Mr. X.’s wife swooped me up and saved me (whether I wanted saving or not) from my flailing boyfriend who was grinning from ear to ear. She took me by the crook of the arm to go and watch – in the way that only a mother enamored of the beauty exhibited by the very being of her newly adolescent son can do, “he has not,” she snorted, “obtained the terrible dancing genes of our men, the bad dancing gene dies with them! Let’s go find some hot guys to dance with to make our men jealous!” (Side note, for an hysterical recounting of an actual played out version of this story in another part of Bodrum with other characters, see Perking the Pansies blog post here).
How I extricated myself from that pseudo-teenaged dare I do not recall, likely as a result of the cumulative impact of my rakı consumption, but I do recall ending up at a table with Mrs. X.’s wife who was not, apparently, the same person who shunned my slightly pudgy self at the beach now – I was her friend from America, a potential gelin (bride) for the family – who needed schooling in the art of reading coffee grinds. Absent since the afternoon’s tumbleweed melee between Hacivad and Karagöz, the dancing lady chorus cooed happily from my purse. “Yes, m’lady, you do need schooling in this regard. The closest to coffee grinds you get is something along the lines of a green tea latte, whatever that is.”

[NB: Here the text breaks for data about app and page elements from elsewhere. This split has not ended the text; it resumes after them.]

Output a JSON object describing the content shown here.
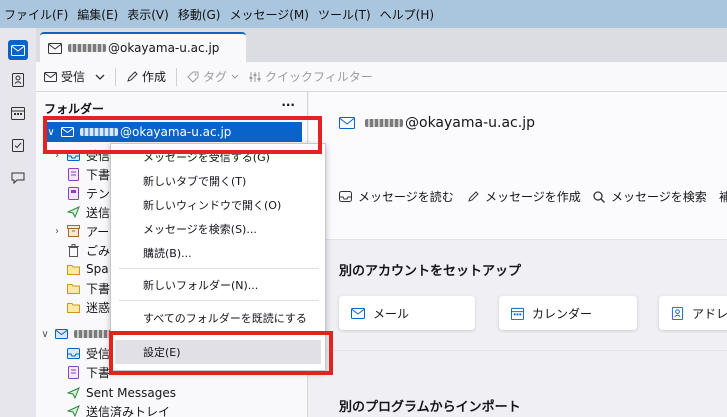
{
  "menubar": [
    "ファイル(F)",
    "編集(E)",
    "表示(V)",
    "移動(G)",
    "メッセージ(M)",
    "ツール(T)",
    "ヘルプ(H)"
  ],
  "tab": {
    "title": "@okayama-u.ac.jp"
  },
  "toolbar": {
    "get": "受信",
    "compose": "作成",
    "tag": "タグ",
    "quickfilter": "クイックフィルター"
  },
  "folderpane": {
    "title": "フォルダー",
    "more": "···",
    "account": "@okayama-u.ac.jp",
    "folders": [
      "受信",
      "下書",
      "テン",
      "送信",
      "アー",
      "ごみ",
      "Spa",
      "下書",
      "迷惑"
    ],
    "account2_folders": [
      "受信",
      "下書",
      "Sent Messages",
      "送信済みトレイ"
    ]
  },
  "main": {
    "account": "@okayama-u.ac.jp",
    "actions": [
      "メッセージを読む",
      "メッセージを作成",
      "メッセージを検索",
      "補"
    ],
    "setup_title": "別のアカウントをセットアップ",
    "cards": [
      "メール",
      "カレンダー",
      "アドレ"
    ],
    "import_title": "別のプログラムからインポート"
  },
  "context_menu": {
    "items": [
      "メッセージを受信する(G)",
      "新しいタブで開く(T)",
      "新しいウィンドウで開く(O)",
      "メッセージを検索(S)...",
      "購読(B)...",
      "新しいフォルダー(N)...",
      "すべてのフォルダーを既読にする",
      "設定(E)"
    ]
  },
  "colors": {
    "accent": "#0a63c8",
    "highlight": "#e52222",
    "menubar": "#a9c6de"
  }
}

After downing the aromatic warm bullet of coffee in one fell swoop, Mrs. X. placed the lid of the demitasse set on top of the cup, circle indent side down. With great dexterity, she flipped the cup over, and set her fragile and precariously positioned cargo down. “Now, you wait for it to cool, you must do the same. Now we chat.” Karagöz chimed in at this moment “now you wait for her to heat up, or run up the hill like a goat in a bleat-up.” Hoping that the strong coffee would counteract the fog of rakı around me so that I could walk up the hill to bed, I complied with her order. There are many different approaches to this folk tradition, but I didn’t notice more than what is written here due to my tipsy state at the time. You can read more about coffee fortune telling in Turkey here).
Hacivad, freshly re-cut from waxy paper after getting a bit frayed this past afternoon was exhibiting his usual composure. “Just listen and learn, don’t reveal too much, just take it all in like an anthropologist in New Guinea in the 1800s.”
“Now,” Mrs. X. said, “I’ll tell you what I know, you tell me what you know.” Khadijah spoke out from the purse “it’s always something with this one.” Shifting in her chair a bit, Mrs. X. leaned in to me, snaking her arm around the cooling coffee cup to take my hand in hers. “We women,” she said with an air of mystery, or at least I thought that’s what she thought, “we women need to stick together in this life. So, you tell me what you know about M. and I will tell you what I know of M.” All of a sudden, my rakı fogginess was gone and I was wide awake, or maybe it was the jolt of caffeine running through my veins. Hacivad, Karagöz, Khadijah and all the other puppets leaned in from their various positions around me, wondering what I might do. Turning towards the now-dark sea, I sighed.
To be continued.
- After the storm: Karagöz puppets gone wild (slowly-by-slowly.com)
- Escaping the death star by dolmuş: Bodrum bound, Islam not found (slowly-by-slowly.com)